LAS VEGAS SUN- Throughout my career, I’ve watched visitors from around the world flock to Nevada to experience our nightlife, gaming, shopping, restaurants and entertainment. These tourists also come to see our national monuments and enjoy the rolling red rocks, gaze at the open blue skies and experience the desert heat.
With this in mind, I was stunned to learn that President Donald Trump issued an unnecessary executive order to review national monuments throughout the country and potentially strip them of protection. Last month, the Nevada Legislature took the bold step to pass a resolution in support of Nevada’s three monuments. I applaud the Legislature for this effort.
The president’s executive order represents a serious threat to our state economy given that public lands play an integral role in the Nevada tourism industry, our largest employer and economic engine. I’d like to offer some perspective on this executive order as a 30-year veteran of the tourism industry in Nevada.
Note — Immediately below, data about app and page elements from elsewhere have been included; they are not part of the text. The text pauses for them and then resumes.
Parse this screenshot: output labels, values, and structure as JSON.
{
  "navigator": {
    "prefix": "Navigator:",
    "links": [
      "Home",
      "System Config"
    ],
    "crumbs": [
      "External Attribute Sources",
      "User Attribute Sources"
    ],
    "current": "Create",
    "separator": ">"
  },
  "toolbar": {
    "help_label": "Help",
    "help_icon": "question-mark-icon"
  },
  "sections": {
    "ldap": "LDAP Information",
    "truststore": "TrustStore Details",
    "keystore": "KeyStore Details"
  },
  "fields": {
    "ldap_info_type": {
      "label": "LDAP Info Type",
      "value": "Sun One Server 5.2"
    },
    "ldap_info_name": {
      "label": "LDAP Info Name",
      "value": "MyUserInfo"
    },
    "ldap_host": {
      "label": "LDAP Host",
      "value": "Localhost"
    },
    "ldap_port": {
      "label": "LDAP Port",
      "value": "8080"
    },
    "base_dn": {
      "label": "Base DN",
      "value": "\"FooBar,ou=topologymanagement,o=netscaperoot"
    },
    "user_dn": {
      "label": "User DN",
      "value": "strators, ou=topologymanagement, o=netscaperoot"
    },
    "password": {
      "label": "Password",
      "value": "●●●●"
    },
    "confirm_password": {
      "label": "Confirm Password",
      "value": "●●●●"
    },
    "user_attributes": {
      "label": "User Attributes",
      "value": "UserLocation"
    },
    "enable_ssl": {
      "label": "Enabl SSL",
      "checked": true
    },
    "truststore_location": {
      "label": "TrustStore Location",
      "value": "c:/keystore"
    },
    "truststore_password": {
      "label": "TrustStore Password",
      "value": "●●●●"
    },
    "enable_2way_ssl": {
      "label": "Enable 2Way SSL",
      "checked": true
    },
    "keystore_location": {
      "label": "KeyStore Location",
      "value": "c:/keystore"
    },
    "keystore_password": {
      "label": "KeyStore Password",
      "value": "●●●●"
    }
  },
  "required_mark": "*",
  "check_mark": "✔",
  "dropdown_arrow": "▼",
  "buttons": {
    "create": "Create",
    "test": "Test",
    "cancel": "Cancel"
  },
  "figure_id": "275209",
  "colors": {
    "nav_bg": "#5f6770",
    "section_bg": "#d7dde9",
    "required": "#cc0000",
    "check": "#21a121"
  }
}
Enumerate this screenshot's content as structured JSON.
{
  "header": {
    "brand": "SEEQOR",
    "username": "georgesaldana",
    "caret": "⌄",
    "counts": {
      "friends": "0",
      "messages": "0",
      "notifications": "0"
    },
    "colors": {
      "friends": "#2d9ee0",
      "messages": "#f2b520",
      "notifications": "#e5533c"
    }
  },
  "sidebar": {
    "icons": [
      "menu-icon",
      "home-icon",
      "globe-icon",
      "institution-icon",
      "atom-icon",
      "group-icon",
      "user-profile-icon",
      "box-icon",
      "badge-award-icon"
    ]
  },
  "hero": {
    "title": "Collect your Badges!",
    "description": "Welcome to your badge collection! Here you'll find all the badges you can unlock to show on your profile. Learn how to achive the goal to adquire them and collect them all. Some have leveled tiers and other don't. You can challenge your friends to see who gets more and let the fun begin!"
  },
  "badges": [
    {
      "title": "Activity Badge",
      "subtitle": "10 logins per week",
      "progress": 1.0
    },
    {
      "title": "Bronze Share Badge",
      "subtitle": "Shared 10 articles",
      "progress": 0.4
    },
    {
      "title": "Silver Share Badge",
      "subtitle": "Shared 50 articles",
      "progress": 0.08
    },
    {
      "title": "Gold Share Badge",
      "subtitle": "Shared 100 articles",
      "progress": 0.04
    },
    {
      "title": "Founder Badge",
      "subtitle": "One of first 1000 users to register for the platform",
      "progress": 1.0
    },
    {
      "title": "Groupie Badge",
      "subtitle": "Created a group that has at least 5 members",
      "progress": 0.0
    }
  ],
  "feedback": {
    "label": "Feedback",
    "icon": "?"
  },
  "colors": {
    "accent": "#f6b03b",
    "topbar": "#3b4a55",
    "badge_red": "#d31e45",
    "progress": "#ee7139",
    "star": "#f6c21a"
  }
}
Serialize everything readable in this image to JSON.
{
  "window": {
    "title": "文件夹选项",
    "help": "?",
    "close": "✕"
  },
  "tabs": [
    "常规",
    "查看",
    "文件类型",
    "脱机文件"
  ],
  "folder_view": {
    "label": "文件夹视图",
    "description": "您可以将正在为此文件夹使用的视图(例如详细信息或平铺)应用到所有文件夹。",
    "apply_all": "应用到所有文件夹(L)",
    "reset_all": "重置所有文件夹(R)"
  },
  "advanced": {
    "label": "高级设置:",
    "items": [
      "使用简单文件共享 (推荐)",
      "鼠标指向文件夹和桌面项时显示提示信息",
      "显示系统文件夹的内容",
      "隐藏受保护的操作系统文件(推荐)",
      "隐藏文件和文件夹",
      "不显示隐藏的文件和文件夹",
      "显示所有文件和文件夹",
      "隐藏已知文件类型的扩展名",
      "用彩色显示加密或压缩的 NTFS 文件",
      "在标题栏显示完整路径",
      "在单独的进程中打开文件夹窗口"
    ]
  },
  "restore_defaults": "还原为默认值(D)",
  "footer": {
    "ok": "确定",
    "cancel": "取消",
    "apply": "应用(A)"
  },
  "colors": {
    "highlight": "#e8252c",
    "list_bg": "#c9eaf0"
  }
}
In 1989, we hosted 21 million tourists in Nevada. At the time only 1 percent of visitors came from foreign nations. Last year, we had 58 million people come to Nevada, and 19 percent were from foreign lands. I believe this drastic increase is in large part due to the magnetism our public lands have in attracting new visitors.
Two of Nevada’s monuments — Gold Butte, and Basin and Range — are targeted for review under Trump’s executive order. These monuments have bolstered our economy and contribute to a well-rounded set of tourist attractions in Nevada. Outdoor recreation activities generate approximately $15 billion in direct consumer spending each year and approximately $1 billion in state and local tax revenue for our state.
Nevada’s legislative resolution outlines support for “the enactment and use of the Antiquities Act as a critical tool for protecting the public good by authorizing the designation of national monuments under the Antiquities Act.” The Antiquities Act was signed into law by President Theodore Roosevelt and has been used by 16 presidents (eight Democrats and eight Republicans) to designate crown jewel American monuments.
The distinctly American tradition of national monuments coupled with the vast economic impact they provide make it difficult for me to understand why we would debate rolling back protections for these special places.
This resolution should be a clear message to President Trump and Interior Secretary Ryan Zinke that Nevadans want to keep our national monuments just the way they are. The actions of the Trump administration are in direct opposition to the expressed interests of Nevada residents.
In addition to our state legislators, we need strong champions in Washington, D.C., to protect our public lands. I want to thank Sen. Catherine Cortez Masto, D-Nev., for being a tough advocate for our public lands. I encourage her colleague Sen. Dean Heller, R-Nev., to likewise advocate to maintain protections for the lands that so deeply affect our economy and culture.
Lastly, as we celebrate the anniversary of the Antiquities Act today, I’d ask my fellow Nevadans to let the Department of the Interior know where we stand on this issue. The public comment period for the national monuments review is open. Tell the Trump administration to maintain protections for our national monuments and continue to safeguard Gold Butte and Basin and Range by posting a comment at protectgoldbutte.org.
Thomas Tait is the former secretary of the Nevada Tourism Commission and former president of the Nevada Tourism Alliance.